Friday, Jul. 03, 2009
Location, location, location -- for distinctive Washington wine
By Ingrid Stegemoeller, Wine Press Northwest
Three distinct climates plus a trio of varying soil types equal three syrah wines with different flavor profiles that reflect the characteristics of the land on which the grapes were grown.
A new wine label called Alma Terra, produced by a Washington geologist and a Yakima Valley winemaker, seeks to highlight how the taste of a varietal changes based on the vineyard location.
Alan Busacca, a well-known former research professor in geology, agriculture and soil science at Washington State University, and Robert O. Smasne, a prominent winemaker in the Yakima Valley, started the project about three years ago. And the first fruits of their labor recently hit the market.
"I had an interest in launching a wine label," Busacca said. "(Robert) and I were talking about what would make sense, what would be a little unique in the marketplace. We hatched the idea of a terroir series of wines."
Terroir is a French term for the effect of climate, soils, geology and vineyard practices on the flavor of wine.
And Alma Terra, a term meaning nourishing earth, was the perfect name for the project.
Partway into the 2006 harvest, the pair contacted the owners of Minick Vineyard in the Yakima Valley, Coyote Canyon Vineyard in the Horse Heaven Hills and Ciel du Cheval Vineyard on Red Mountain.
"We picked the three vineyards based on general vineyard setting," Busacca said. "We wanted a cool climate site, an intermediate warmth site and a very hot site."
Soils at the three vineyards also vary greatly, from about one foot deep at Minick to 30 feet deep on Red Mountain, he said.
Smasne suggested Syrah as the variety because it's "really responsive to its site," Busacca said.
"In order for us to make the best attempt to have the wines in the bottle express the character of the vineyard ... (we had to) make each of the wines in an identical fashion," he said.

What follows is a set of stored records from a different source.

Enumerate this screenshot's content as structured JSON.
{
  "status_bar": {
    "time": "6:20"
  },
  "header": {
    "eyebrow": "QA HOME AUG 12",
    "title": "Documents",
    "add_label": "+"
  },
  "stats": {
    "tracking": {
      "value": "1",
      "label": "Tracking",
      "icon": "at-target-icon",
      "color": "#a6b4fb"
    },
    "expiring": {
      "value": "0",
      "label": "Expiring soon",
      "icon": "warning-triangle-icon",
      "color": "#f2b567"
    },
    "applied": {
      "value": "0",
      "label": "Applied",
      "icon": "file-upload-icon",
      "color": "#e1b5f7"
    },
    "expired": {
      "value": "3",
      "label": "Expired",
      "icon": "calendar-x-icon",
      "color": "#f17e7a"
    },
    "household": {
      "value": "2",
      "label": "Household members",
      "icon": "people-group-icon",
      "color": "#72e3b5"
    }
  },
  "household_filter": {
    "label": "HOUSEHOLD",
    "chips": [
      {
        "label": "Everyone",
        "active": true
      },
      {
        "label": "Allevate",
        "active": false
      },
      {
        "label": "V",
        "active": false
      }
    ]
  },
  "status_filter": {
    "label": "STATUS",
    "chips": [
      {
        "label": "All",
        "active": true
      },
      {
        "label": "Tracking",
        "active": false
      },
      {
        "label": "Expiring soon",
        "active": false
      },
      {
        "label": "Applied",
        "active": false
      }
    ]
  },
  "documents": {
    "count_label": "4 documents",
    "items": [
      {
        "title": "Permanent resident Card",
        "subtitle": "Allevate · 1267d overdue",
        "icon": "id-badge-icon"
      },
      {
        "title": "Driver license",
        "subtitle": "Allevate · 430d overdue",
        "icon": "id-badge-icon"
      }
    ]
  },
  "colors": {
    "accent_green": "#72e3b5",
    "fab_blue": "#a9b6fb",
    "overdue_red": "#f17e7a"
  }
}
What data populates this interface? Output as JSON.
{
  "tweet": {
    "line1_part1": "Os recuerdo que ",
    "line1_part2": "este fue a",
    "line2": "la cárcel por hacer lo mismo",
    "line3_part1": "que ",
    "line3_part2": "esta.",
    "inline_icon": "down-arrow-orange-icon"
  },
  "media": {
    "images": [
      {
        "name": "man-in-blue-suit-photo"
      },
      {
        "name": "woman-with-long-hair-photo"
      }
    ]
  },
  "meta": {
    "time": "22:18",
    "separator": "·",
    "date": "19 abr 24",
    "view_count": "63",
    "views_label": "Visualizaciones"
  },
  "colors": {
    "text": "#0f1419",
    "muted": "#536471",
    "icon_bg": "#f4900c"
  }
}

That way variations in each of the three wines would be mostly a result of the site.
Jim Holmes, owner of the famed Ciel du Cheval Vineyard, said he was excited about the project.
"I think it's a great idea," he said. "I'm interested myself in the outcome."
He noted the high concentration of calcium carbonate in the soils of Red Mountain that results from very little rainfall as one of the growing area's most unique characteristics.
The three Syrahs produced from the 2006 harvest are now for sale in a boxed set, which includes a set of laminated cards explaining the project and a fourth bottle of wine that's a blend of the other three.
"When you taste the blend ... you go, 'Oh my gosh I can really taste the symphony of all three wines together,'" Busacca said, complimenting Smasne's vision for the project and his winemaking acumen.
The pair produced 500 boxed sets and an additional 50 cases of the blend for individual sale.
Smasne and Busacca also made a 2007 Viognier blend that's been released as a preview of the single-vineyard wines that likely will be ready next year.
Getting the new wine to market has been more of a challenge than expected, Busacca said.
And sales of more expensive wine have slowed with the economy, meaning many wine shops are hesitant to take on new high-end inventory, he added. The boxed set sells for $220.
He credited Kennewick's Sara Nelson Design for creating the look of the bottles.
The pair are happy with the results of their project so far, Busacca said. And while they may pursue other varieties down the line, they'll stick with the two they've got for now.
"Right now our focus is to tell the world about the syrah and viognier wines we have," Busacca said.
For more information, visit www.almaterrawines.com.